In the beginning, venture capital created the Series A.
Now, young companies raise an expanding variety of early rounds; so many, it is hard to keep track.
Seed, pre-seed, post seed, angel, seed prime, seed extension, A prime: The nomenclature for initial institutional, and non-institutional, capital has changed strikingly in a decade. Who even thinks “friends and family” anymore?
All this is due in large part to the enormous amount of money that has flowed into venture capital over the past five years.
An estimated 750 seed funds now actively invest, with $36.6 billion having poured into seed and angel deals over the same years, according to data from PitchBook and the National Venture Capital Association. The early generation of pioneering seed investors, such as Felicis Ventures, First Round Capital, True Ventures, grew up and went on to raise larger funds, leading to larger financings.
The result is a funding market with a new set of definitions. Today’s seeds now look like yesterday’s Series As, with deals of $2.5 million to $3 million and valuations of, say, $8 million pre. Pre-seeds, likewise, resembled yesterday’s seeds, scraping together $500,000 or so on valuations of, perhaps, $4 million.
Series As, for their part, look more like expansion rounds, with $5 million to $10 million or more raised and investors who insist upon companies further along the development path before they write checks.
It is a market in flux, and one that is reshaping the face of venture.

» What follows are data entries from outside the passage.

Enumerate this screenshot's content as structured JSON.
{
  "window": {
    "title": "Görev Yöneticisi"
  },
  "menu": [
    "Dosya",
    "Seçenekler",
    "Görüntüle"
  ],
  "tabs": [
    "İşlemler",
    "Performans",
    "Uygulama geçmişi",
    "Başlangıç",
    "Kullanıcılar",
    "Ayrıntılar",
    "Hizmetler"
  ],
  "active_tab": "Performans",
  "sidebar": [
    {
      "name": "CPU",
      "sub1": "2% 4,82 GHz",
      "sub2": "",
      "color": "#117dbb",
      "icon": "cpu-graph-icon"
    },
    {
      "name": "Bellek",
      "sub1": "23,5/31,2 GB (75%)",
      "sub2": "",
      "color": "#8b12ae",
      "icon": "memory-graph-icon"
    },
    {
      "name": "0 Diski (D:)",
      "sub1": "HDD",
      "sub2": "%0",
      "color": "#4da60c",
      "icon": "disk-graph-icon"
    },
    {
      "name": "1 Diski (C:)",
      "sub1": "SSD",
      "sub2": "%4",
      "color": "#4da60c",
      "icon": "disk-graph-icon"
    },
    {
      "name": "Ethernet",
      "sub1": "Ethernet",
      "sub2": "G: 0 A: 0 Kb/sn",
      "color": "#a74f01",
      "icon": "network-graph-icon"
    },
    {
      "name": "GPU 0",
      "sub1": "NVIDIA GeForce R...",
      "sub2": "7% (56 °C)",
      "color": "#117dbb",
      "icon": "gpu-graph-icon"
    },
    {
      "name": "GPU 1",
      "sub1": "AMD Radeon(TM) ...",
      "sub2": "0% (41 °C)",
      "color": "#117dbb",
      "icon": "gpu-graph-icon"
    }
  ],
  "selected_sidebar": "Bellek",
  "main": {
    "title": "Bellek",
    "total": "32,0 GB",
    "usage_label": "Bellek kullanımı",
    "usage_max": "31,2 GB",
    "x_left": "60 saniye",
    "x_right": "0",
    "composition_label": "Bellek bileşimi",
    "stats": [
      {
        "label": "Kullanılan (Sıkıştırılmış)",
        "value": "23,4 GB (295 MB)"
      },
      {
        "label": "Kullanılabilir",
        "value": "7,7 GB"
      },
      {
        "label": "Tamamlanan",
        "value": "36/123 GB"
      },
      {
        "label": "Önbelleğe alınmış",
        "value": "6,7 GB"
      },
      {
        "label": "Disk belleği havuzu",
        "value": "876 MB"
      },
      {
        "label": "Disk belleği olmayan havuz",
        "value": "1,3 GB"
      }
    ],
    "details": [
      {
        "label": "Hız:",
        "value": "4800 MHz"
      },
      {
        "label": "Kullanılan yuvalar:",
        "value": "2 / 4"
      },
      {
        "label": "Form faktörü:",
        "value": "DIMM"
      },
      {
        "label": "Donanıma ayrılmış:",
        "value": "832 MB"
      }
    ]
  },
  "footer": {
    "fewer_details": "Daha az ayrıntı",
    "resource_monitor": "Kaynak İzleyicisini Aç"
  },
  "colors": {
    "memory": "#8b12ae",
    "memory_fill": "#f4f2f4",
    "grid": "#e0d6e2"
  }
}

Seed companies typically now have a product in the market, or at least in beta, and even pre-seeds can boast of early versions of products. At Series A, an abundance of selection allows investors to be even choosier.
The consequence of this trend could be far reaching.
For one, there is a blurring of the line between seed and Series A, with sometimes the same investors taking part and using convertible notes. All this raises the potential for a significant disruption of the traditional Series A ecosystem, with seed investors now in the pole position, and the Sequoias and Benchmarks of the venture world facing more competition for their rounds.
It is an important distinction with Series A remaining the choke point for early-stage funding.
Seed deal volume has more than doubled over seven years, but Series A rounds have increased by about a third. The Series A investment model, with its hands-on nature, has shown it doesn’t easily scale.
An argument can be made this creates an opportunity for well-managed capital at the post seed, or early A, area. It also might suggest a shakeout among seed funds…and seed companies, too.